For me few things in nature rival the popping of the Aspen leaves. Our mountainous landscape slowly loses the snow and goes from a dreary mix of conifer olives, browns and grays to eye catching green. During the actual popping, the half developed leaves blanket the forests with a shinny lime color. This peculiar splash lasts a mere few days and yesterday on my drive to Blackfoot Reservoir I hit the event right smack on the nose.
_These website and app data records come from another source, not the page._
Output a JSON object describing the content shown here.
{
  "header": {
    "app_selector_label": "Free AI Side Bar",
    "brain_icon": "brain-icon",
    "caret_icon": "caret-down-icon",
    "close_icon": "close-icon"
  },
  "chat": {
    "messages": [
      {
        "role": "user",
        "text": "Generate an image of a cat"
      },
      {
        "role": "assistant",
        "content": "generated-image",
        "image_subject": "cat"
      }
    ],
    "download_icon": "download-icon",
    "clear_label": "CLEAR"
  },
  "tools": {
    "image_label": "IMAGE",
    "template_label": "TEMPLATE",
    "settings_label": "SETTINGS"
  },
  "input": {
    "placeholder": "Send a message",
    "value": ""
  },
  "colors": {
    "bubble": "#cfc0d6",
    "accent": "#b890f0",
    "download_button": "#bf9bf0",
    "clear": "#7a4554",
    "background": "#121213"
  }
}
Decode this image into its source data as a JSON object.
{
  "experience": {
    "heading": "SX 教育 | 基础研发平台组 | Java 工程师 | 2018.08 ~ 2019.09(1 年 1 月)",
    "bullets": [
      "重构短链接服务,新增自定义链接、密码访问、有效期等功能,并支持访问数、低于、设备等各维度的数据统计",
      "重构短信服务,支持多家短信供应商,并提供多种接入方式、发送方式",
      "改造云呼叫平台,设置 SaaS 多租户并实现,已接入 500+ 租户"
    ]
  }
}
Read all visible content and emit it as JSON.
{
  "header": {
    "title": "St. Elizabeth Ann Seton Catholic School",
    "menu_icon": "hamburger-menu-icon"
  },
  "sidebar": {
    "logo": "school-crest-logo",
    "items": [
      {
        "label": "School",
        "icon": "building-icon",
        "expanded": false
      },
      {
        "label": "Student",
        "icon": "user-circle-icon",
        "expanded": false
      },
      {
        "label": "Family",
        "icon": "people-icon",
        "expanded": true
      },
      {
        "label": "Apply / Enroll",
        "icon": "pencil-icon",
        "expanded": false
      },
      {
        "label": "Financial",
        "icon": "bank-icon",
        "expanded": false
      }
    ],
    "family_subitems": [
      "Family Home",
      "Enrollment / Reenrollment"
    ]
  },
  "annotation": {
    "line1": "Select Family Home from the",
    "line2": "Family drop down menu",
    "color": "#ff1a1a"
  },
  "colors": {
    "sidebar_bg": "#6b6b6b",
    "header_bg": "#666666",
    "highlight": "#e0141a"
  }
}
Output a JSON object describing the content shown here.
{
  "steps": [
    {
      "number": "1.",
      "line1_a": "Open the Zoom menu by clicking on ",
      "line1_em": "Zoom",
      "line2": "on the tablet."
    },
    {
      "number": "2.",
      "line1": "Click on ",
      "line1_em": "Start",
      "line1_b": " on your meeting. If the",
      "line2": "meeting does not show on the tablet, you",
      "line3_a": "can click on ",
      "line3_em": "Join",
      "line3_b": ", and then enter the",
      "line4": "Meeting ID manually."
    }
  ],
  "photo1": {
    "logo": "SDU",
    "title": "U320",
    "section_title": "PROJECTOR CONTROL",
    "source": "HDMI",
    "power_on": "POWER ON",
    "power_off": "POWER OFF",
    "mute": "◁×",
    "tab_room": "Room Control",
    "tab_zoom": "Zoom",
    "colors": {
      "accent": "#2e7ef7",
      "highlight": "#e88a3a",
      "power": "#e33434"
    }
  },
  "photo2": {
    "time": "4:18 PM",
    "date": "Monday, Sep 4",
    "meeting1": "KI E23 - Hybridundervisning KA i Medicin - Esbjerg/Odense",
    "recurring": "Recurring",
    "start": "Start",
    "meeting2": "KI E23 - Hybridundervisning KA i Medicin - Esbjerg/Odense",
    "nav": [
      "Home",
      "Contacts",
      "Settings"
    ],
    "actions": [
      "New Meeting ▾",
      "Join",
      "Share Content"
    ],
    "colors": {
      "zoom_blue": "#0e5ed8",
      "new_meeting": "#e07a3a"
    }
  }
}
Friends Mark Kuhn (Milkfish), who helps me with my webstore and website and first class Jackson Hole fishing guide Boots Allen met me up on Blackfoot Reservoir for a night around the fire followed by a day of sight casting to carp. The weather provided our first 70º day of the year with plenty of sunshine – perfect conditions for spotting Idaho’s largest fly rod fish.
After a night of fire charred dogs, brats and fish kabobs washed down with cold beers we awoke to the quire of birds on Blackfoot. I guarantee there were more than thirty species going off early in the morning but ringing above all the others are the sandhill cranes and meadowlarks. Just like the popping of the Aspen leaves, the birds sing like this only once a year.
Instead of fishing on Blackfoot we headed over to Soda Springs, Idaho and fished the lake right outside of town. The carp are smaller here but easier to catch and mostly mirrors however we get the occasional common carp. We were so amped up that we arrived too early and had to linger around for it to warm up and the first carp to stir.
At 11 AM it’s like someone turns the switch on. The lifeless flats become a haven for 4-12lb carp. This lake is by no means crystal clear so all you see is a strange rusty/brown colored shape slowly moving. And the wind started earlier than predicted so it was a challenge to pick out these blobs through the chop.
My favorite flies on this lake are the same ones I chuck in Belize for bonefish. I use a mix of Crazy Charlie’s and rubber legged contraptions such as the Bonefish Bitter. My favorite colors are green, olive and best of all, brown.
I was christening my new 9-foot 5-weight Winston Boron III LS. Attached to it was my twenty year old Ross Gunnison 2 and a new SharkWave fly line. The 5-weight always surprises folks but for sensitive carp I like the delicacy a 5 provides over the sometimes overpowering heavier weight rods. And trust me, this Winston blew my mind as to just how fantastic a fly rod can cast.
Things never got revved up like expected. The carp, which I imagine were seeing flies for the first time all year, were frustratingly finicky. We went through a plethora of fly choices before I finally caught three quick carp on a small tan Bitter. I’m delighted to say the first fish on the new Winston was a fully scaled mirror carp!
Two of the carp were mirrors but the last was this stunning common carp. This respectable bronze colored fish was mudding. I dropped my fly inches ahead of where I could see his waving tail and he charged for it. The carp provided me with a nice equipment check as he screamed off the entire fly line!